-- Exercise directions --
An identical copy of the records below is the expected result.

-- Source material --
-=-=-

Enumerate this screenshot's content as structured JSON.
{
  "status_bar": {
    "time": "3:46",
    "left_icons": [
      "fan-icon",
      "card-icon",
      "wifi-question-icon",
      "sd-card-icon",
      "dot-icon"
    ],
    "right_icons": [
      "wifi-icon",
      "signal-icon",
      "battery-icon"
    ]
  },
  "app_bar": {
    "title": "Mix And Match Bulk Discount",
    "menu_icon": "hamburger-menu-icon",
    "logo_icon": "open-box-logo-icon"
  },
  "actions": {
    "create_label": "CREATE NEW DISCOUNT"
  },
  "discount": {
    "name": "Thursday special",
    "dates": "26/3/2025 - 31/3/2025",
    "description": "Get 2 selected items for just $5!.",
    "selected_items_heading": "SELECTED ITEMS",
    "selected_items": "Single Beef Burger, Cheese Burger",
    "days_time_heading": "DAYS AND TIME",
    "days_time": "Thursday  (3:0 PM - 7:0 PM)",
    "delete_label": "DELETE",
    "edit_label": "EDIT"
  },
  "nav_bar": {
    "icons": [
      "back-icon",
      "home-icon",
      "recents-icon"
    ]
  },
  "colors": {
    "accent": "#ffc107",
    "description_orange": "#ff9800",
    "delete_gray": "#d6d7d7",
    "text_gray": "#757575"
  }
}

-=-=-

-- Task result --
Enumerate this screenshot's content as structured JSON.
{
  "status_bar": {
    "time": "3:46",
    "left_icons": [
      "fan-icon",
      "card-icon",
      "wifi-question-icon",
      "sd-card-icon",
      "dot-icon"
    ],
    "right_icons": [
      "wifi-icon",
      "signal-icon",
      "battery-icon"
    ]
  },
  "app_bar": {
    "title": "Mix And Match Bulk Discount",
    "menu_icon": "hamburger-menu-icon",
    "logo_icon": "open-box-logo-icon"
  },
  "actions": {
    "create_label": "CREATE NEW DISCOUNT"
  },
  "discount": {
    "name": "Thursday special",
    "dates": "26/3/2025 - 31/3/2025",
    "description": "Get 2 selected items for just $5!.",
    "selected_items_heading": "SELECTED ITEMS",
    "selected_items": "Single Beef Burger, Cheese Burger",
    "days_time_heading": "DAYS AND TIME",
    "days_time": "Thursday  (3:0 PM - 7:0 PM)",
    "delete_label": "DELETE",
    "edit_label": "EDIT"
  },
  "nav_bar": {
    "icons": [
      "back-icon",
      "home-icon",
      "recents-icon"
    ]
  },
  "colors": {
    "accent": "#ffc107",
    "description_orange": "#ff9800",
    "delete_gray": "#d6d7d7",
    "text_gray": "#757575"
  }
}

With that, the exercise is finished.